WikiLeaks killed the whistleblower protections bill. It may be one of the few times in history when legislation has passed both chambers yet failed to get to the president's desk. Here's what happened.
I toast the bravery and sacrifice of all those who decide to put the public interest before their own, who take action rather than turn a blind eye, and who pay the consequences long after they leave the headlines.
If control fraud were rare then the proposed financial incentives for whistleblowers would be more dubious. But the current epidemic of accounting control frauds has caused massively greater damage than did their S&L counterparts.
Julian Assange is Upton Sinclair exposing the rotten meat. The message is, don't buy the rotten meat, or the rotten wars they're trying to sell to you. No wonder Bank of America is worried that they could be next.
Most of the media seems to view WikiLeaks as trying to upset their easy job of transcribing leaders' press releases.

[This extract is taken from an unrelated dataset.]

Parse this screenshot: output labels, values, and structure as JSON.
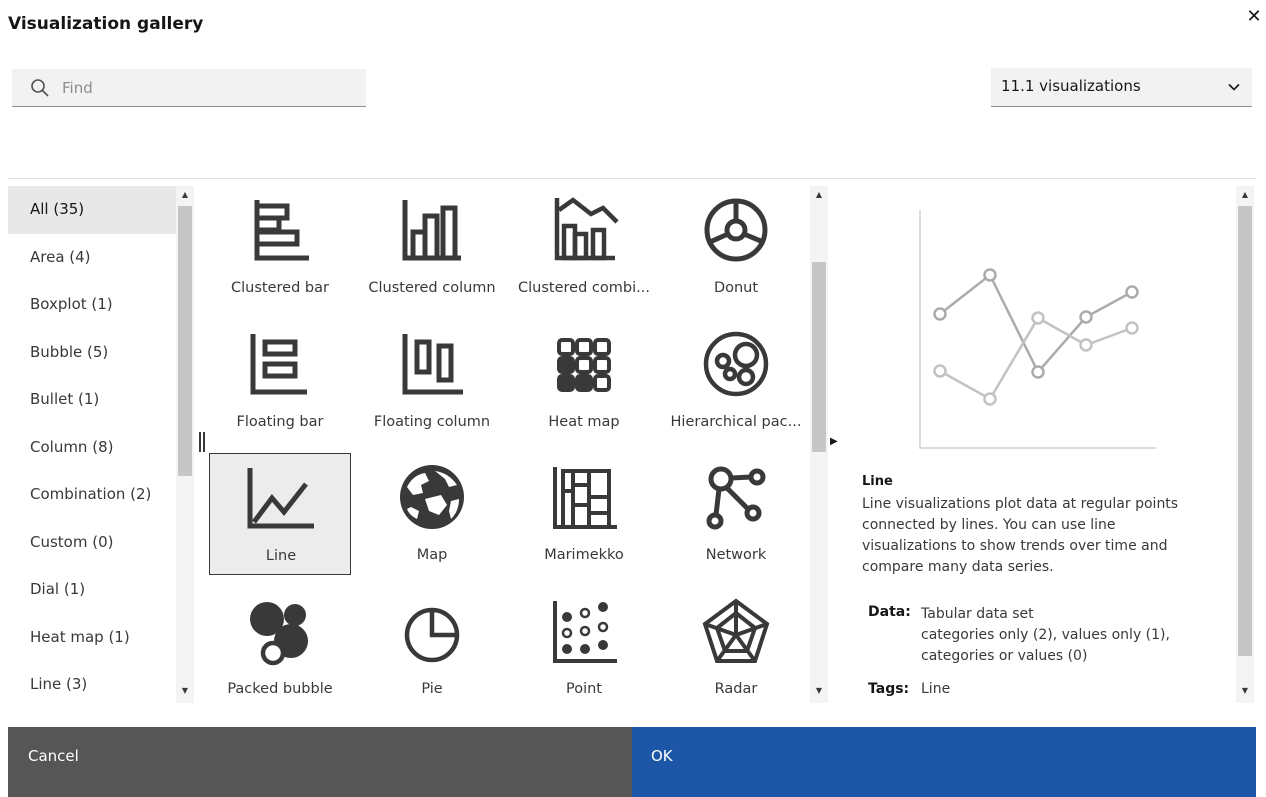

Not surprisingly, much of the press helps shoot the little boy calling the emperor naked.
There is no one comprehensive law that protects whistleblowers from suffering repercussions for telling the truth, even though their claims may be valid and their disclosures spare the public a great deal of pain and expense.
The federal agency responsible for worker safety isn't adequately protecting whistleblowers from retaliation by their employers, according to a report (PDF) released Thursday by the Government Accountability Office.
One of the best kept secrets of the financial reform bill is tough whistleblower laws to protect bank workers who expose shady lending, credit card and fee practices. But do U.S. bank workers know about the new protections?